··· ENTRIES SHOWN

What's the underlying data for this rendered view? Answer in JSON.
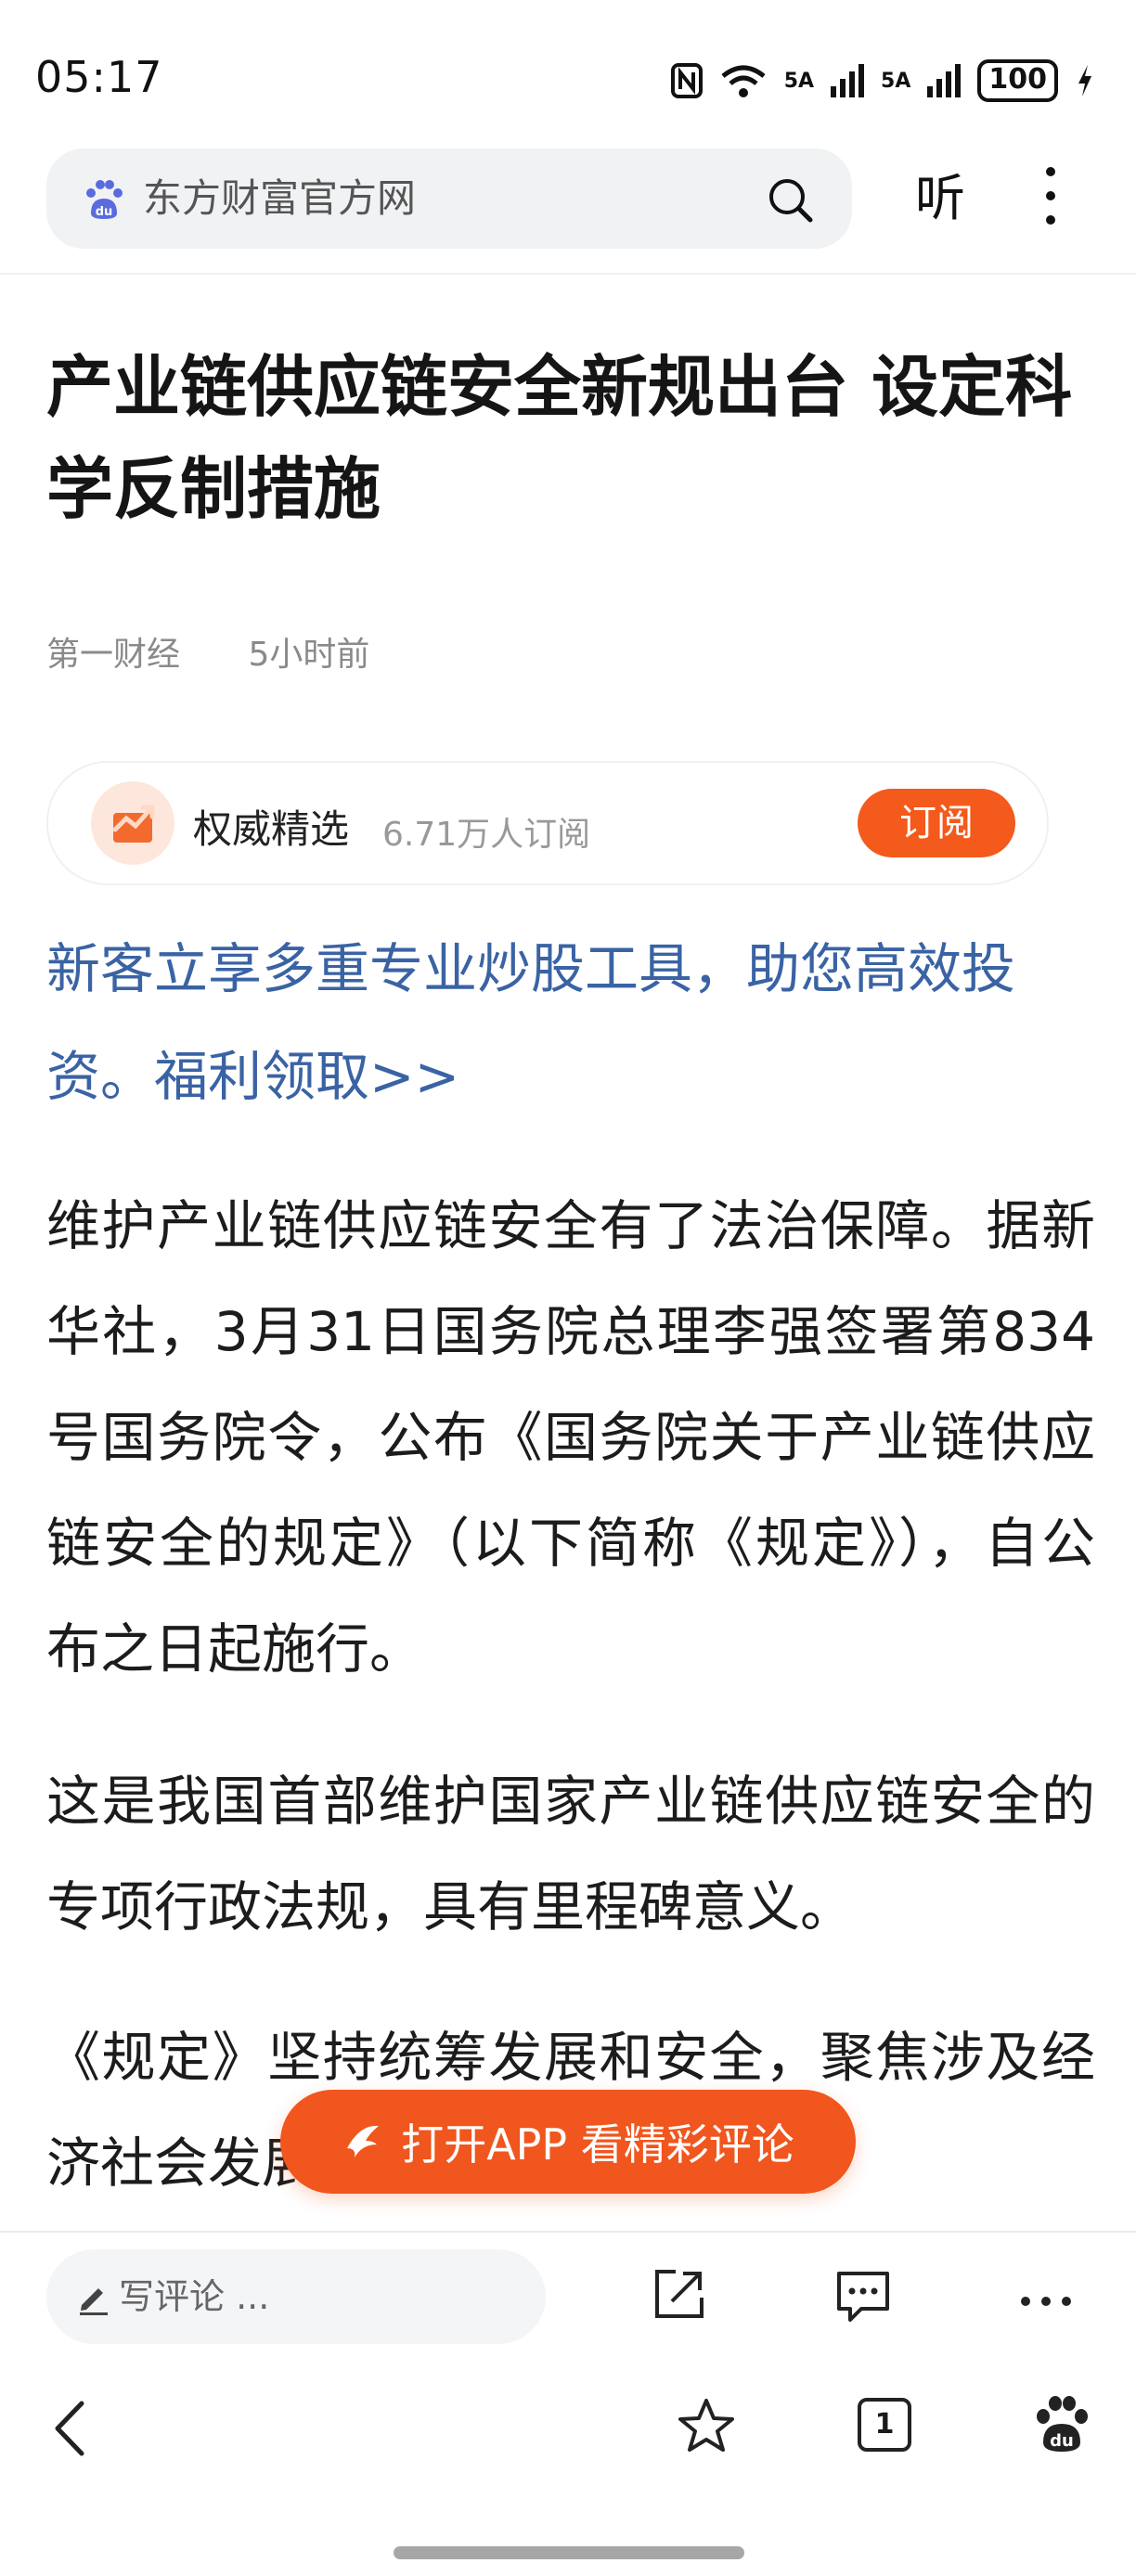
{
  "status_bar": {
    "time": "05:17",
    "network": "5A",
    "battery": "100"
  },
  "header": {
    "search_text": "东方财富官方网",
    "listen_label": "听"
  },
  "article": {
    "title": "产业链供应链安全新规出台 设定科学反制措施",
    "source": "第一财经",
    "time_ago": "5小时前",
    "promo": "新客立享多重专业炒股工具，助您高效投资。福利领取>>",
    "paragraphs": [
      "维护产业链供应链安全有了法治保障。据新华社，3月31日国务院总理李强签署第834号国务院令，公布《国务院关于产业链供应链安全的规定》（以下简称《规定》），自公布之日起施行。",
      "这是我国首部维护国家产业链供应链安全的专项行政法规，具有里程碑意义。",
      "《规定》坚持统筹发展和安全，聚焦涉及经济社会发展的重点行业关键领域"
    ]
  },
  "subscription": {
    "name": "权威精选",
    "count": "6.71万人订阅",
    "button": "订阅"
  },
  "open_app_button": "打开APP 看精彩评论",
  "comment_bar": {
    "placeholder": "写评论 ..."
  },
  "bottom_nav": {
    "tab_count": "1"
  },
  "colors": {
    "accent": "#f0561d",
    "link": "#3a63a4"
  }
}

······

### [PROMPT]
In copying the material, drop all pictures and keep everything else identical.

### [FINAL ANSWER]
What's the underlying data for this rendered view? Answer in JSON.
{
  "status_bar": {
    "time": "05:17",
    "network": "5A",
    "battery": "100"
  },
  "header": {
    "search_text": "东方财富官方网",
    "listen_label": "听"
  },
  "article": {
    "title": "产业链供应链安全新规出台 设定科学反制措施",
    "source": "第一财经",
    "time_ago": "5小时前",
    "promo": "新客立享多重专业炒股工具，助您高效投资。福利领取>>",
    "paragraphs": [
      "维护产业链供应链安全有了法治保障。据新华社，3月31日国务院总理李强签署第834号国务院令，公布《国务院关于产业链供应链安全的规定》（以下简称《规定》），自公布之日起施行。",
      "这是我国首部维护国家产业链供应链安全的专项行政法规，具有里程碑意义。",
      "《规定》坚持统筹发展和安全，聚焦涉及经济社会发展的重点行业关键领域"
    ]
  },
  "subscription": {
    "name": "权威精选",
    "count": "6.71万人订阅",
    "button": "订阅"
  },
  "open_app_button": "打开APP 看精彩评论",
  "comment_bar": {
    "placeholder": "写评论 ..."
  },
  "bottom_nav": {
    "tab_count": "1"
  },
  "colors": {
    "accent": "#f0561d",
    "link": "#3a63a4"
  }
}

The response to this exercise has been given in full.